Fiona: Do you see writing as a career?

Writing is now a second career to me. Since I have stopped teaching, it is now my main focus in life.

Fiona: If you had to do it all over again, would you change anything in your latest book?

Once a story has been told, there is nothing to change.

Fiona: Did you learn anything during the writing of your recent book?

Writing is a learning process. As you write, you learn about the craft, the characters that you create and, ultimately, what can affect people.


Fiona: If your book was made into a film, who would you like to play the lead?

I’d rather not say!

Fiona: Any advice for other writers?

Writers are also readers. It also takes a lot of determination to write.

Fiona: Anything specific you want to tell your readers?

Thank you for taking the time to read my work.


Fiona: What book are you reading now?

I am reading a book that I picked up in South Africa last year. Doing Life with Mandela by Christo Brand, who was Mandela’s prison guard in Robben Island.


Fiona: Do you remember the first book you read?

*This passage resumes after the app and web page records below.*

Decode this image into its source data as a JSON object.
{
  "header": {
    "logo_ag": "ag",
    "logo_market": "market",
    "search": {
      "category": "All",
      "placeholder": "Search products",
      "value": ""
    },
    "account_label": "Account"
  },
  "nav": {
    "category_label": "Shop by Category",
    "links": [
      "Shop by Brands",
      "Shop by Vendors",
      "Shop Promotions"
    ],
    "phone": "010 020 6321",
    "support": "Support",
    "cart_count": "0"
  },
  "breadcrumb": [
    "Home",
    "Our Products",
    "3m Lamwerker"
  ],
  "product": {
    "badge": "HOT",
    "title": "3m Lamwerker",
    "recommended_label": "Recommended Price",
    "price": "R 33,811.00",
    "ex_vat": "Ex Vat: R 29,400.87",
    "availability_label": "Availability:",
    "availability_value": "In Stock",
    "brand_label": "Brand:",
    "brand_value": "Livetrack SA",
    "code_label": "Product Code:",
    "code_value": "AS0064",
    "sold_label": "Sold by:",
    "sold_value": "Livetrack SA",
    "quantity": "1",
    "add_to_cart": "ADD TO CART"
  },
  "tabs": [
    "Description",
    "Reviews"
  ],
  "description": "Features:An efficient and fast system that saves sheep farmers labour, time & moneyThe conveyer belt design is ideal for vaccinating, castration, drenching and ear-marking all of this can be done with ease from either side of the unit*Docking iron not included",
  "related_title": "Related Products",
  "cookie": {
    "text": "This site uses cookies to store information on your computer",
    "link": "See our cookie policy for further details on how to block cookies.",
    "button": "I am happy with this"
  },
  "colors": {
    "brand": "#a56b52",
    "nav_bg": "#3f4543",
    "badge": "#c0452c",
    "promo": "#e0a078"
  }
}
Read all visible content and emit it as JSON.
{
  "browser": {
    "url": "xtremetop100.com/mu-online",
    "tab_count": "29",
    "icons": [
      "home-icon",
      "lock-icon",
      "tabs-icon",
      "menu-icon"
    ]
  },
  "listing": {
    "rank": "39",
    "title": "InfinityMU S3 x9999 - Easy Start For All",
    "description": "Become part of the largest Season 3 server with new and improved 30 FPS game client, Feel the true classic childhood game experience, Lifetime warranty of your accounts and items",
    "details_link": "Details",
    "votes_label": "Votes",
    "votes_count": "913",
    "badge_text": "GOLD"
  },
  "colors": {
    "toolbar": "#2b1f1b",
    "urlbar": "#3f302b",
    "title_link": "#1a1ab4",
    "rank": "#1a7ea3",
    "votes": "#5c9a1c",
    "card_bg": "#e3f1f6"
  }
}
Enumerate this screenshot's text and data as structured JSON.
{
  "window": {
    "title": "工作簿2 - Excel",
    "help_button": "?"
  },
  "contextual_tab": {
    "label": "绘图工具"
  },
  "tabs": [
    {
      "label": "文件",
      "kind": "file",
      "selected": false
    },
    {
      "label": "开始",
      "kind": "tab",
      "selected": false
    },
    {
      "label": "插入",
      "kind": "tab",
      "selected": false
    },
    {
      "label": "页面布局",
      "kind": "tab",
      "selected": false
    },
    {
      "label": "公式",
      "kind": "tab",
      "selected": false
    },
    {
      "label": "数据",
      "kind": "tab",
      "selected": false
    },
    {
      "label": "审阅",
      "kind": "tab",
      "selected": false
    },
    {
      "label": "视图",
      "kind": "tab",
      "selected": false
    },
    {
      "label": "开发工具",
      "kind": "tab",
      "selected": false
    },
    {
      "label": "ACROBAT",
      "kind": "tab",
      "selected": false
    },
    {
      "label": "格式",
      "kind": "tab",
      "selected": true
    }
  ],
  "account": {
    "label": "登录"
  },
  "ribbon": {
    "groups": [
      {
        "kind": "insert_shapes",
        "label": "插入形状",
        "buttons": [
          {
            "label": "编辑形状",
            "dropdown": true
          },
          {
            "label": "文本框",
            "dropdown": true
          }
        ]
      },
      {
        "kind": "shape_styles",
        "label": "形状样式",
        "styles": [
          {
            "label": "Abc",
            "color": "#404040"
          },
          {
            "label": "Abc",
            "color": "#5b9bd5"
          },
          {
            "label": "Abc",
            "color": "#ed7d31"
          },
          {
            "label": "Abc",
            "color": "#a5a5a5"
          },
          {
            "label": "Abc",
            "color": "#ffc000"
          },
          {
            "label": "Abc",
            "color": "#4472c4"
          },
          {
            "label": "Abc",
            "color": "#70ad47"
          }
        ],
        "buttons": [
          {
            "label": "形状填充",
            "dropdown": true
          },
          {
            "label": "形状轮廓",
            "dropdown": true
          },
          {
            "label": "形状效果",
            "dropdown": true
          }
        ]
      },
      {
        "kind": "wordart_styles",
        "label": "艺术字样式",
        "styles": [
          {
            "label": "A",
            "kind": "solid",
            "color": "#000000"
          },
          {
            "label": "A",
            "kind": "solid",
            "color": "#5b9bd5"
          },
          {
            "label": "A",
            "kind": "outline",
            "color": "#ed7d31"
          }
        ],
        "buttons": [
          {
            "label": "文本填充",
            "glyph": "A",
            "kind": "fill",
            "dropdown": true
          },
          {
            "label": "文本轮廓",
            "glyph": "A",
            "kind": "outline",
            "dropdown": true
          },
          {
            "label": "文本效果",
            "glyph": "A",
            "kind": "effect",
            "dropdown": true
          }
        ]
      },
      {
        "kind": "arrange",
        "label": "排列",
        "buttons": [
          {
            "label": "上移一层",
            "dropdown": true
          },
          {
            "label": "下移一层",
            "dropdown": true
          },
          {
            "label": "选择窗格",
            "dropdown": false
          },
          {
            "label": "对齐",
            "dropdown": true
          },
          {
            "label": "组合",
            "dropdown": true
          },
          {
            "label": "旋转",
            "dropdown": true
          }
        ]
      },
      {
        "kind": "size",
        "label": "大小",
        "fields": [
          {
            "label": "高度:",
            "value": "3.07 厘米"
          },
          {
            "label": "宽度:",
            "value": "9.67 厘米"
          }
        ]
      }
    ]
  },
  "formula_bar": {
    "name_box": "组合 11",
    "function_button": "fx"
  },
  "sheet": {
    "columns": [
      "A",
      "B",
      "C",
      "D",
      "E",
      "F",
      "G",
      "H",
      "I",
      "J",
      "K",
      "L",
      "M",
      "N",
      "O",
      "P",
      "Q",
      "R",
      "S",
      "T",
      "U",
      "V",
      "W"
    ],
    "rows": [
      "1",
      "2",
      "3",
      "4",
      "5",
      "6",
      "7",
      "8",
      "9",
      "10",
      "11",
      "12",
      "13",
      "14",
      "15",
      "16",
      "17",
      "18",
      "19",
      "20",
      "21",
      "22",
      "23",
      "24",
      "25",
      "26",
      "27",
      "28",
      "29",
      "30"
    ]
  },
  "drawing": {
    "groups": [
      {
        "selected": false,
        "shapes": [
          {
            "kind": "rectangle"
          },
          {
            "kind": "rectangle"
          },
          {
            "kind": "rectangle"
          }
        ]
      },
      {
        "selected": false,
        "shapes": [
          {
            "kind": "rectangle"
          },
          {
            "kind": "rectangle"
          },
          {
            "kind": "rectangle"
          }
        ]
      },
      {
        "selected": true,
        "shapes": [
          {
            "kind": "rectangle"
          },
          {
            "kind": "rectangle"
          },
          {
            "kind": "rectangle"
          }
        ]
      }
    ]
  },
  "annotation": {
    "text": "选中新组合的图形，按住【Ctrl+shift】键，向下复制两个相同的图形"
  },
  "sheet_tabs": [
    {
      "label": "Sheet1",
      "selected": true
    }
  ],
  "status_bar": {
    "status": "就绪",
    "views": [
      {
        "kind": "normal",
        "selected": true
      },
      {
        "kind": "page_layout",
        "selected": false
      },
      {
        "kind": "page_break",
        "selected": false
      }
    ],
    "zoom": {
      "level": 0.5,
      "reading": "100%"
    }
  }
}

Mémoires d’un âne. I was fascinated by the fact that the story is told from the point of view of a donkey


Fiona: What makes you laugh/cry?

I laugh a lot. I tend to find humor in a lot of things. But crying is hard for me.


Fiona: Is there one person, past or present, you would love to meet? Why?

I would love to meet Isabelle Allende to discuss her creative process.


Fiona: Do you have any hobbies?



Fiona: What TV shows/films do you enjoy watching?

I only watch TV to take my mind away from important issues and to penetrate a world that is so remote from mine. That is why I watch Andrew Cohen’s Housewives.


Fiona: Favorite foods, colors, music?

I like all kinds of food, especially spicy food. I’m fond of Jazz and tend to favor black and white.


Fiona: Imagine a future where you no longer write. What would you do?

Whenever I can’t write, I read. I like the magic of words.


Fiona: What do you want written on your head stone?

Here lies Elsie Augustave, a student of life.



Fiona: Do you have a blog or website readers can visit for updates, events and special offers?

My website is no longer active. I will probably build a new one when my second novel comes out.